HAVANA, Sept. 26th. Another tough October is coming, despite the promises. The Cuban authorities are recovering the measures they took during the energy crisis last year which include everything from the total or partial paralysis of production to the shutdown of air conditioning systems or teleworking. The actions are intended to “reduce the consumption of electrical energy and make rational use of energy carriers” and are “mandatory compliance for all actors in the economy.”
The information has been disseminated by Cuban Television journalist Lázaro Manuel Alonso, who has published on his Facebook profile the order of the provincial governments of Villa Clara and Cienfuegos, with identical measures, so everything indicates that it will be extended to the rest of the island.
The list calls for the suspension of all non-basic activities between 11 am and 1 pm, and from 6 pm to 10 pm. Air conditioning will only operate from 8 to 11 am and electric ovens must be turned off during peak hours.
Water cannot be pumped in that strip either, except in the case of supply to the population, which will be “reordered.”
Regarding “continuous production” services, the plans to organize the load will be applied and the use of luminaires must be reduced, “especially in shopping centers and in the industry”, limiting their use only to those that are necessary for ” security”.
Concern is spreading among MSME owners, as they are asked to “disconnect refrigerators, refrigeration equipment, and cold chambers during peak hours, as long as the condition of the products is not affected.”

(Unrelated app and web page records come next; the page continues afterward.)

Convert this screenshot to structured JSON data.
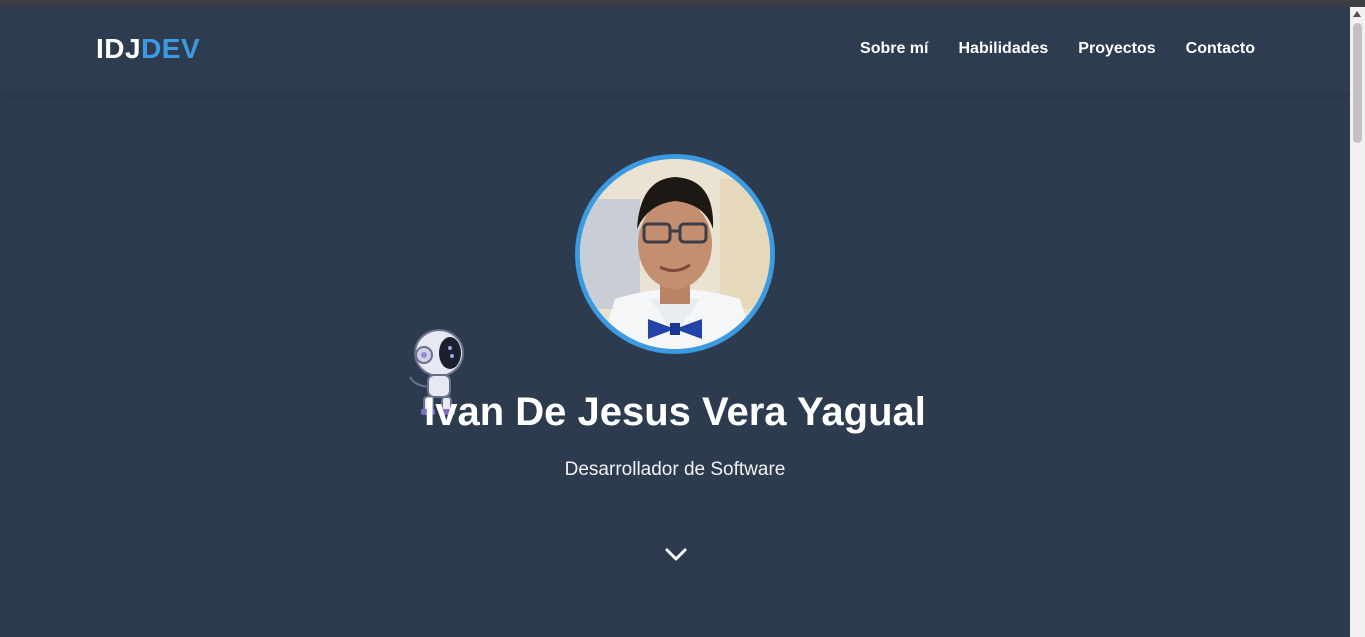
{
  "header": {
    "logo_part1": "IDJ",
    "logo_part2": "DEV",
    "nav": [
      "Sobre mí",
      "Habilidades",
      "Proyectos",
      "Contacto"
    ]
  },
  "hero": {
    "name": "Ivan De Jesus Vera Yagual",
    "subtitle": "Desarrollador de Software",
    "scroll_icon": "chevron-down-icon"
  },
  "colors": {
    "background": "#2d3b4f",
    "accent": "#3b9ae1",
    "text": "#ffffff"
  }
}
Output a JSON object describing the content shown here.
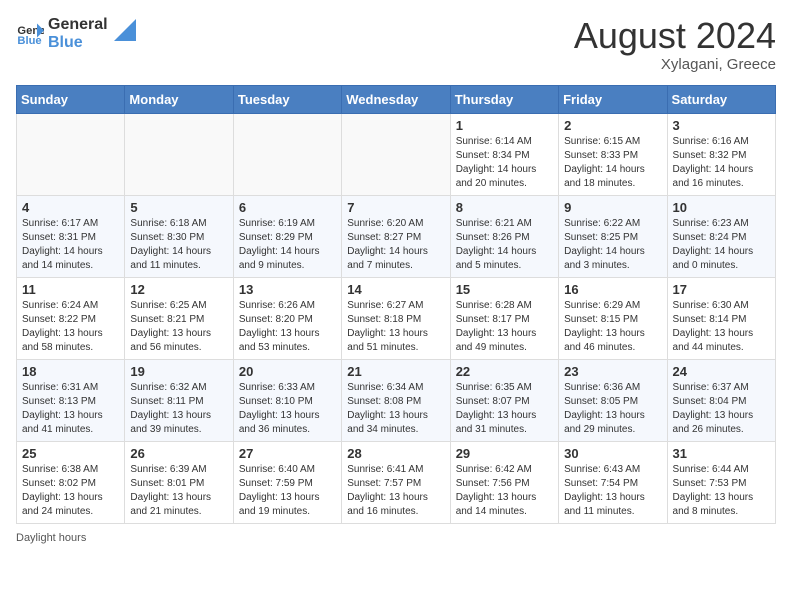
{
  "header": {
    "logo_general": "General",
    "logo_blue": "Blue",
    "month_year": "August 2024",
    "location": "Xylagani, Greece"
  },
  "footer": {
    "daylight_label": "Daylight hours"
  },
  "days_of_week": [
    "Sunday",
    "Monday",
    "Tuesday",
    "Wednesday",
    "Thursday",
    "Friday",
    "Saturday"
  ],
  "weeks": [
    [
      {
        "day": "",
        "info": ""
      },
      {
        "day": "",
        "info": ""
      },
      {
        "day": "",
        "info": ""
      },
      {
        "day": "",
        "info": ""
      },
      {
        "day": "1",
        "info": "Sunrise: 6:14 AM\nSunset: 8:34 PM\nDaylight: 14 hours and 20 minutes."
      },
      {
        "day": "2",
        "info": "Sunrise: 6:15 AM\nSunset: 8:33 PM\nDaylight: 14 hours and 18 minutes."
      },
      {
        "day": "3",
        "info": "Sunrise: 6:16 AM\nSunset: 8:32 PM\nDaylight: 14 hours and 16 minutes."
      }
    ],
    [
      {
        "day": "4",
        "info": "Sunrise: 6:17 AM\nSunset: 8:31 PM\nDaylight: 14 hours and 14 minutes."
      },
      {
        "day": "5",
        "info": "Sunrise: 6:18 AM\nSunset: 8:30 PM\nDaylight: 14 hours and 11 minutes."
      },
      {
        "day": "6",
        "info": "Sunrise: 6:19 AM\nSunset: 8:29 PM\nDaylight: 14 hours and 9 minutes."
      },
      {
        "day": "7",
        "info": "Sunrise: 6:20 AM\nSunset: 8:27 PM\nDaylight: 14 hours and 7 minutes."
      },
      {
        "day": "8",
        "info": "Sunrise: 6:21 AM\nSunset: 8:26 PM\nDaylight: 14 hours and 5 minutes."
      },
      {
        "day": "9",
        "info": "Sunrise: 6:22 AM\nSunset: 8:25 PM\nDaylight: 14 hours and 3 minutes."
      },
      {
        "day": "10",
        "info": "Sunrise: 6:23 AM\nSunset: 8:24 PM\nDaylight: 14 hours and 0 minutes."
      }
    ],
    [
      {
        "day": "11",
        "info": "Sunrise: 6:24 AM\nSunset: 8:22 PM\nDaylight: 13 hours and 58 minutes."
      },
      {
        "day": "12",
        "info": "Sunrise: 6:25 AM\nSunset: 8:21 PM\nDaylight: 13 hours and 56 minutes."
      },
      {
        "day": "13",
        "info": "Sunrise: 6:26 AM\nSunset: 8:20 PM\nDaylight: 13 hours and 53 minutes."
      },
      {
        "day": "14",
        "info": "Sunrise: 6:27 AM\nSunset: 8:18 PM\nDaylight: 13 hours and 51 minutes."
      },
      {
        "day": "15",
        "info": "Sunrise: 6:28 AM\nSunset: 8:17 PM\nDaylight: 13 hours and 49 minutes."
      },
      {
        "day": "16",
        "info": "Sunrise: 6:29 AM\nSunset: 8:15 PM\nDaylight: 13 hours and 46 minutes."
      },
      {
        "day": "17",
        "info": "Sunrise: 6:30 AM\nSunset: 8:14 PM\nDaylight: 13 hours and 44 minutes."
      }
    ],
    [
      {
        "day": "18",
        "info": "Sunrise: 6:31 AM\nSunset: 8:13 PM\nDaylight: 13 hours and 41 minutes."
      },
      {
        "day": "19",
        "info": "Sunrise: 6:32 AM\nSunset: 8:11 PM\nDaylight: 13 hours and 39 minutes."
      },
      {
        "day": "20",
        "info": "Sunrise: 6:33 AM\nSunset: 8:10 PM\nDaylight: 13 hours and 36 minutes."
      },
      {
        "day": "21",
        "info": "Sunrise: 6:34 AM\nSunset: 8:08 PM\nDaylight: 13 hours and 34 minutes."
      },
      {
        "day": "22",
        "info": "Sunrise: 6:35 AM\nSunset: 8:07 PM\nDaylight: 13 hours and 31 minutes."
      },
      {
        "day": "23",
        "info": "Sunrise: 6:36 AM\nSunset: 8:05 PM\nDaylight: 13 hours and 29 minutes."
      },
      {
        "day": "24",
        "info": "Sunrise: 6:37 AM\nSunset: 8:04 PM\nDaylight: 13 hours and 26 minutes."
      }
    ],
    [
      {
        "day": "25",
        "info": "Sunrise: 6:38 AM\nSunset: 8:02 PM\nDaylight: 13 hours and 24 minutes."
      },
      {
        "day": "26",
        "info": "Sunrise: 6:39 AM\nSunset: 8:01 PM\nDaylight: 13 hours and 21 minutes."
      },
      {
        "day": "27",
        "info": "Sunrise: 6:40 AM\nSunset: 7:59 PM\nDaylight: 13 hours and 19 minutes."
      },
      {
        "day": "28",
        "info": "Sunrise: 6:41 AM\nSunset: 7:57 PM\nDaylight: 13 hours and 16 minutes."
      },
      {
        "day": "29",
        "info": "Sunrise: 6:42 AM\nSunset: 7:56 PM\nDaylight: 13 hours and 14 minutes."
      },
      {
        "day": "30",
        "info": "Sunrise: 6:43 AM\nSunset: 7:54 PM\nDaylight: 13 hours and 11 minutes."
      },
      {
        "day": "31",
        "info": "Sunrise: 6:44 AM\nSunset: 7:53 PM\nDaylight: 13 hours and 8 minutes."
      }
    ]
  ]
}
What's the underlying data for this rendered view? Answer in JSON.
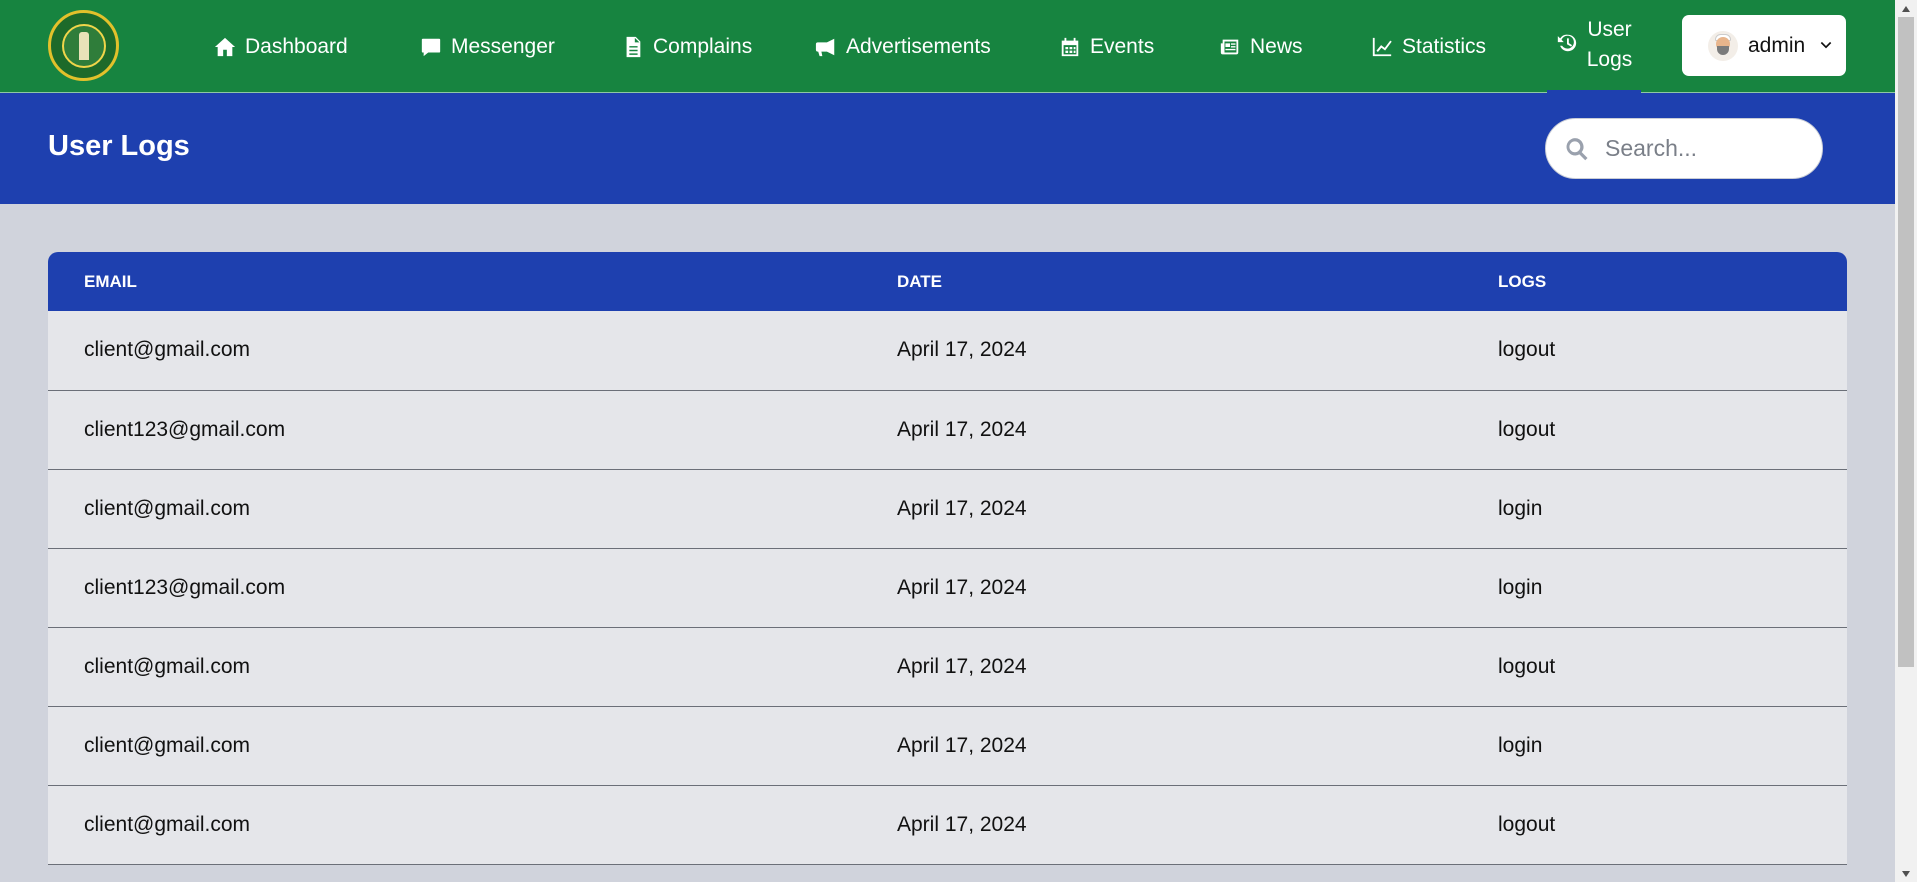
{
  "nav": {
    "items": [
      {
        "label": "Dashboard",
        "icon": "home-icon"
      },
      {
        "label": "Messenger",
        "icon": "chat-icon"
      },
      {
        "label": "Complains",
        "icon": "document-icon"
      },
      {
        "label": "Advertisements",
        "icon": "megaphone-icon"
      },
      {
        "label": "Events",
        "icon": "calendar-icon"
      },
      {
        "label": "News",
        "icon": "newspaper-icon"
      },
      {
        "label": "Statistics",
        "icon": "line-chart-icon"
      }
    ],
    "user_logs": {
      "line1": "User",
      "line2": "Logs",
      "icon": "history-icon"
    },
    "admin_label": "admin"
  },
  "header": {
    "title": "User Logs",
    "search_placeholder": "Search..."
  },
  "table": {
    "columns": [
      "EMAIL",
      "DATE",
      "LOGS"
    ],
    "rows": [
      {
        "email": "client@gmail.com",
        "date": "April 17, 2024",
        "log": "logout"
      },
      {
        "email": "client123@gmail.com",
        "date": "April 17, 2024",
        "log": "logout"
      },
      {
        "email": "client@gmail.com",
        "date": "April 17, 2024",
        "log": "login"
      },
      {
        "email": "client123@gmail.com",
        "date": "April 17, 2024",
        "log": "login"
      },
      {
        "email": "client@gmail.com",
        "date": "April 17, 2024",
        "log": "logout"
      },
      {
        "email": "client@gmail.com",
        "date": "April 17, 2024",
        "log": "login"
      },
      {
        "email": "client@gmail.com",
        "date": "April 17, 2024",
        "log": "logout"
      }
    ]
  },
  "colors": {
    "navbar": "#178440",
    "header": "#1e40af",
    "page_bg": "#d0d3dc",
    "row_bg": "#e5e6ea"
  }
}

“Measures like this greatly affect the private service sector,” says one user. “It is detrimental to the income of non-state forms of management, which in turn harms salaries, investments, etc.; because the moment they decrease income, there will invariably be salary cuts and budget replanning, which, coupled with the taxes that exist, could bankrupt more than one.
Private companies are not rescued from bankruptcy at the expense of the State budget “he reflects.
The authorities have also asked that the residential sector apply the measures and be responsible in consumption and indicate that priority will be given, to the delivery of fuel, health services, obituaries, electrical guards and solid waste collection, among others.
The information from the Cienfuegos Energy Council, which has been revealed through the document itself that includes the measures, is dated last Thursday, September 21, and offers more exhaustive and bureaucratic details, although it includes some picturesque information such as the intention to “activate the youth contingents for the promotion of saving measures” or systematically publish in the media and institutional networks the importance of the rational use of energy.
In addition, it is urged to “control the consumption of non-state forms of management by the energy councils in each territory so that they do not increase, taking historical average consumption as a reference.”
“So to save money, do we paralyze the country?” a user asks the government spokesperson. “We must motivate the workers in the electrical sector, there is no qualified personnel in the thermoelectric plants, everyone has looked for other alternatives in the face of the ‘economic crisis,'” he denounces.
The 2,000 pesos that, he claims, these workers earn are insufficient even for transportation of the month.
“The issue is more about fuel than thermoelectric plants,” Alonso responds laconically.
In the last month, Cuba has continued to receive significant quantities of Venezuelan oil, despite the fact that PDVSA decreased the barrels exported.
The Island obtained, however, its generous quota of 65,000 barrels per day from Caracas, more than the average estimated in the 2000 agreements (although less than what it received in the best of times).
On the other hand, the arrivals of Mexican oil tankers at national ports have been numerous in recent months, including the one currently underway.
With these data, Cubans are already seeing systematically prolonged blackouts closer, such as those that occurred in September and October 2022 and ended with the departure from office of the previous Minister of Energy and Mines, Liván Arronte.
The arrival of his replacement, Vicente de la O Levy, coincided with a slight improvement encouraged by the December weather and helped the new owner to announce a series of scheduled maintenance that would leave the thermoelectric plants ready for May, in addition to committing to a year with brief and infrequent blackouts.
At the same time, Miguel Díaz-Canel continued to establish international alliances to capture crude oil that has proven ineffective in the face of the very deep crisis that the country is experiencing.